WHAT YOU WILL DO => What lines below include the word "amis"? Copy each one.

SUPPLIED ENTRIES =>

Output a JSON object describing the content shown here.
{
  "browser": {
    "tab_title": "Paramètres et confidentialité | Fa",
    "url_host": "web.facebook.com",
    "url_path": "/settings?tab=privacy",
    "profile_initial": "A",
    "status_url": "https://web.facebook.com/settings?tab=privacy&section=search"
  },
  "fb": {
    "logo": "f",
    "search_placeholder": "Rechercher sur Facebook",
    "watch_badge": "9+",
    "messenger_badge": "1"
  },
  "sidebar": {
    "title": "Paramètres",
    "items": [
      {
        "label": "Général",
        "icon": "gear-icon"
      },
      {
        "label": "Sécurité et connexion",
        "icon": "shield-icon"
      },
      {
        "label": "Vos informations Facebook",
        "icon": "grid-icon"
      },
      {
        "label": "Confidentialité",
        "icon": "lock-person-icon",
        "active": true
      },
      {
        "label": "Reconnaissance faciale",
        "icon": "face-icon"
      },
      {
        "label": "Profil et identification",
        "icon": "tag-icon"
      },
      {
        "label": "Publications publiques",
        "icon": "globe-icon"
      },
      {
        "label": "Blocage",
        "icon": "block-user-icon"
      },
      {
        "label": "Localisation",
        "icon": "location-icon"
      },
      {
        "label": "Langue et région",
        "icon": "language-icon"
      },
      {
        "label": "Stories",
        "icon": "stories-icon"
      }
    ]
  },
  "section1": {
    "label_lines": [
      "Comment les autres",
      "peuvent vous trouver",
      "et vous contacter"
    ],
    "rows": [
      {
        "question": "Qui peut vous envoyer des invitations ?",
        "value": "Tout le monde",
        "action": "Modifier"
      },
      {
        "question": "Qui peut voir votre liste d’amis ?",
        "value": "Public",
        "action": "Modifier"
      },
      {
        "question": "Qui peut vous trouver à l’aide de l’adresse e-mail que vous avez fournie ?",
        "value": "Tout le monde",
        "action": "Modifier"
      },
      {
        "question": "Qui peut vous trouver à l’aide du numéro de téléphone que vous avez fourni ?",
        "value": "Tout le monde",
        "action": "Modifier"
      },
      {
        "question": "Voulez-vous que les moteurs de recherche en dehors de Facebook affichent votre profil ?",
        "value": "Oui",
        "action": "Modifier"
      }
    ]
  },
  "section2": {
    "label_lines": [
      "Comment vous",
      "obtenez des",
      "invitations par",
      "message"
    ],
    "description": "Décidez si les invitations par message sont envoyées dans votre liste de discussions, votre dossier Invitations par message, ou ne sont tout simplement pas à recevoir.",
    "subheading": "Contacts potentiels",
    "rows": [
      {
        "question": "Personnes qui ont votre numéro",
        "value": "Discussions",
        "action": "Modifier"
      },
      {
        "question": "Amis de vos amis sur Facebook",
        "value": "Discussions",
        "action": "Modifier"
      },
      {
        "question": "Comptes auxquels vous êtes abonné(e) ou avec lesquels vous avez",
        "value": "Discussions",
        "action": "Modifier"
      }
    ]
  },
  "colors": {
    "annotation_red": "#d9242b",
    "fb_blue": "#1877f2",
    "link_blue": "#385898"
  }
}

EXERCISE RESULT =>
        "question": "Qui peut voir votre liste d’amis ?",
        "question": "Amis de vos amis sur Facebook",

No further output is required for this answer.